…The European Vistor is in fact the Marquis de Custine
Sokurov is the voice behind ‘The Spy’, the unseen narrator who finds himself bewildered at awakening in the midst of a pandemonium outside the Winter Palace in St Petersburg. After entering the castle — and passing various entourages — it is instantly affirmed that the characters don’t acknowledge his perpetual presence. However, it’s not long before The Spy confronts the ‘European Visitor’ (Sergei Donstov), a belligerently scournful character, and the only character who recognises and converses with the The Spy during the whole tenure of the film. The European Vistor is in fact the Marquis de Custine, an aristocratic French writer whom denounced the validity of Russian culture in his diatribes “Letters from Russia”. Regardless of the hostile nature of Custine, The Spy follows his whimsical footsteps through the colossal passages of St. Petersburg’s Hermitage.

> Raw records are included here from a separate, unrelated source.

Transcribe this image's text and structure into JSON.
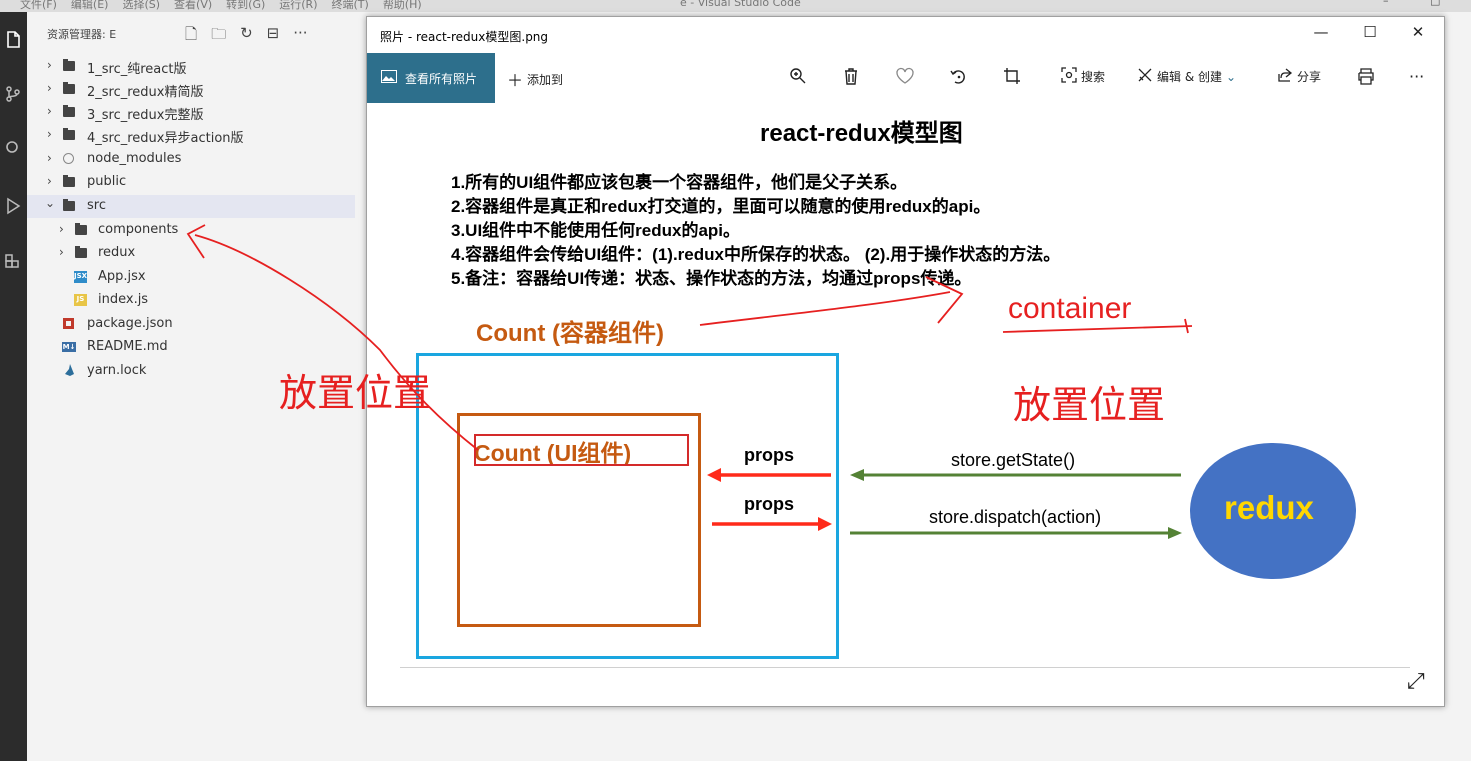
{
  "vscode": {
    "menu": [
      "文件(F)",
      "编辑(E)",
      "选择(S)",
      "查看(V)",
      "转到(G)",
      "运行(R)",
      "终端(T)",
      "帮助(H)"
    ],
    "window_title": "e - Visual Studio Code"
  },
  "explorer": {
    "header": "资源管理器: E",
    "items": [
      {
        "label": "1_src_纯react版",
        "type": "folder",
        "expanded": false
      },
      {
        "label": "2_src_redux精简版",
        "type": "folder",
        "expanded": false
      },
      {
        "label": "3_src_redux完整版",
        "type": "folder",
        "expanded": false
      },
      {
        "label": "4_src_redux异步action版",
        "type": "folder",
        "expanded": false
      },
      {
        "label": "node_modules",
        "type": "folder",
        "expanded": false
      },
      {
        "label": "public",
        "type": "folder",
        "expanded": false
      },
      {
        "label": "src",
        "type": "folder",
        "expanded": true
      },
      {
        "label": "components",
        "type": "folder",
        "expanded": false
      },
      {
        "label": "redux",
        "type": "folder",
        "expanded": false
      },
      {
        "label": "App.jsx",
        "type": "jsx"
      },
      {
        "label": "index.js",
        "type": "js"
      },
      {
        "label": "package.json",
        "type": "json"
      },
      {
        "label": "README.md",
        "type": "md"
      },
      {
        "label": "yarn.lock",
        "type": "yarn"
      }
    ],
    "icon_badges": {
      "jsx": "JSX",
      "js": "JS",
      "md": "M↓"
    }
  },
  "photos": {
    "title": "照片 - react-redux模型图.png",
    "toolbar": {
      "view_all": "查看所有照片",
      "add_to": "添加到",
      "search": "搜索",
      "edit_create": "编辑 & 创建",
      "share": "分享"
    },
    "window_controls": {
      "minimize": "—",
      "maximize": "☐",
      "close": "✕"
    }
  },
  "diagram": {
    "title": "react-redux模型图",
    "rules": [
      "1.所有的UI组件都应该包裹一个容器组件，他们是父子关系。",
      "2.容器组件是真正和redux打交道的，里面可以随意的使用redux的api。",
      "3.UI组件中不能使用任何redux的api。",
      "4.容器组件会传给UI组件：(1).redux中所保存的状态。 (2).用于操作状态的方法。",
      "5.备注：容器给UI传递：状态、操作状态的方法，均通过props传递。"
    ],
    "count_container": "Count (容器组件)",
    "count_ui": "Count (UI组件)",
    "props_top": "props",
    "props_bottom": "props",
    "get_state": "store.getState()",
    "dispatch": "store.dispatch(action)",
    "redux": "redux"
  },
  "annotations": {
    "left_note": "放置位置",
    "right_note": "放置位置",
    "container_note": "container"
  },
  "colors": {
    "accent": "#2d6f8c",
    "container_box": "#1aa6e0",
    "ui_box": "#c55a11",
    "redux": "#4472c4",
    "redux_text": "#ffd700",
    "props_arrow": "#ff2a1a",
    "store_arrow": "#548235",
    "annotation": "#e62020"
  }
}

What follows is a biopic of around three epochs from the seventeenth century onwards. There are portrayals of some ceremonies that occured during their respective epoch, and every prolific character that had a say in the bizarre history of Tsarist Russia and beyond is featured — although Rasputin was typically away without leave. Many scenarios involved Custine interacting with characters, and of course ranting about the quasi-barbarianism of the Russia he scathed. There are many times when Custine’s thoughts are laughed at by The Spy, which I imagine is an inescapable criticism that a Russian filmaker would put upon the Marquis. My problem with this is that I thought much of what Custine said in his writings to be sensical, if indeed seasoned with tinctures of humour. Regardless, Custine’s position in the film is quintessential to depicting the pride Sokurov no doubt has in the glory of Russian monarchical history, whether it was in a quandary of despotism or not (it was). As time is slowly whispered on, Custine is made out to develop a taste for the Russian crunch.
…a blurry elongation to the shot which intensified the plethora of beautiful aesthetics
With such an epic tale to be told, it is unbelievable that Sokurov managed to film it all successfully on the fourth attempt. Although there were some negative aspects — such as some desperate actors glancing into the Steady Cam — the cinematic tapestry was woven beautifully. As The Spy would enter another glorious gateway in Rastrelli’s Hermitage, the camera would give a blurry elongation to the shot which intensified the plethora of beautiful aesthetics that the building has to offer. This camera techique was also used accordingly when Custine would find his arrogant self in heated confrontations with officers.
What disappointed me most, aside from the portrayal of Custine, was that just as the eerie recollections of some major occurences within the Tsar residency were becoming more intriguing, the film withered into a ridiculously long reenactment of the last ball that took place before the revolution of 1917. Yes, the garmenture worn was fabulous, and the constant movement of the camera was at times unbelievable. However, the last ball that took place is surely not something the Russian school curriculum puts up as the most important event of the Hermitage’s history. With the core of Custine’s diatribes being focused on the the absurd manifestation of European culture in an “Asiatic state”, it surely should have been in Sokurov’s interest to highlight what made Russia emerge from an imitator to an innovator in culture and politics: the Communist revolution.